success stories

Is the Sex Abuse Crisis in the Church
Curtailing Contributions?

According to a recent national study there is a possible significant drop-off in what Catholic contribute to the Church because of the clergy sex abuse crisis.

One-quarter of church-going Catholics say they will reduce their giving if the money were used to pay clergy sex abuse lawsuits.

The crisis is also creating calls for greater financial accountability by bishops, reports the study.

The study was sponsored by Foundations and Donors Interested in Catholic Activities, [FADICA], a Washington-based federation of private organizations and donors supporting Catholic activities, and done with The Gallup Organization and Charles Zech, Villanova University economics professor.

55% fear that the costs of sex abuse settlements will decrease the church's ability to fulfill its mission.

64% report bishops have done a "bad job" in dealing with clergy sex abuse of minors.

18% of church-going Catholics have stopped supporting national collections

13% have stopped contributing to diocesan collections

6% have stopped giving to their parish.

26% say they would reduce their giving to diocesan and national collections if the funds would be used for lawsuits

22% say they would lower their parish giving if the money went to pay for lawsuits.

33 percent favor selling church property rather than other alternatives to pay for sex abuse bills.

80% of Catholics have not changed their giving patterns on the parish, diocesan and national levels.

Zech reports that "Those in the pew continue to support the church because they do not want to harm its charitable mission,"

65% say the church there is need for more church financial accountability.

79% report that each diocese should give a full accounting of costs involved in clergy sex abuse cases.

68% favor annual public audits of church finances at all levels.

48% favor providing parishioners with an alternative, nondiocesan means of contributing to Catholic charitable causes.

56% favor parishioner input on parish budgets

59% favored parishioner input on diocesan budgets.

It might be further asked whether important followup questions would better help to understand how Catholics came to the conclusions they have reached in this study.
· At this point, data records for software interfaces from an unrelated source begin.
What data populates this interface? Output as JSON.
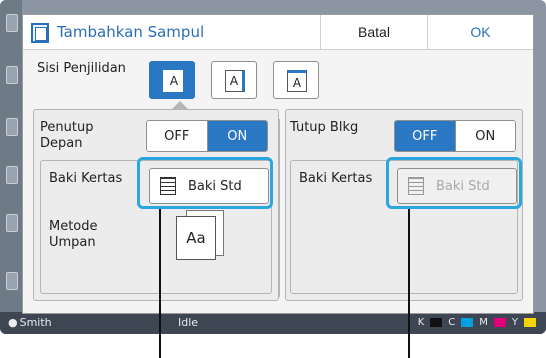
{
  "background": {
    "status_user": "Smith",
    "status_state": "Idle",
    "ink_labels": [
      "K",
      "C",
      "M",
      "Y"
    ],
    "ink_colors": [
      "#111111",
      "#00a0e0",
      "#e0007a",
      "#f2d400"
    ]
  },
  "dialog": {
    "title": "Tambahkan Sampul",
    "cancel_label": "Batal",
    "ok_label": "OK"
  },
  "binding": {
    "label": "Sisi Penjilidan",
    "options": [
      {
        "glyph": "A",
        "edge": "left",
        "selected": true
      },
      {
        "glyph": "A",
        "edge": "right",
        "selected": false
      },
      {
        "glyph": "A",
        "edge": "top",
        "selected": false
      }
    ]
  },
  "front_cover": {
    "label": "Penutup Depan",
    "off_label": "OFF",
    "on_label": "ON",
    "value": "ON",
    "tray_label": "Baki Kertas",
    "tray_value": "Baki Std",
    "feed_label": "Metode Umpan",
    "feed_glyph": "Aa"
  },
  "back_cover": {
    "label": "Tutup Blkg",
    "off_label": "OFF",
    "on_label": "ON",
    "value": "OFF",
    "tray_label": "Baki Kertas",
    "tray_value": "Baki Std"
  },
  "colors": {
    "accent": "#2a78c4",
    "callout": "#2ba7e0"
  }
}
For example, how much influence did newspaper articles alone have on their opinion? Did they seek out any other sources of information to help them make a judgement? Where might these additional resources be found? Did they as a parish sit down and discuss the matter of parish finances being used to finance diocesan cases of sexual abuse? What is being done presently to create greater accountability, and if nothing is being done, what should be done? Would greater accountability increase Catholic giving, evenif there were not scandals? Do we need a new age of accountablitiy in which accounting needs to be more complete and accompanied by documented success stories due to parish giving?

[These comments are by Fr. Gene Hemrick]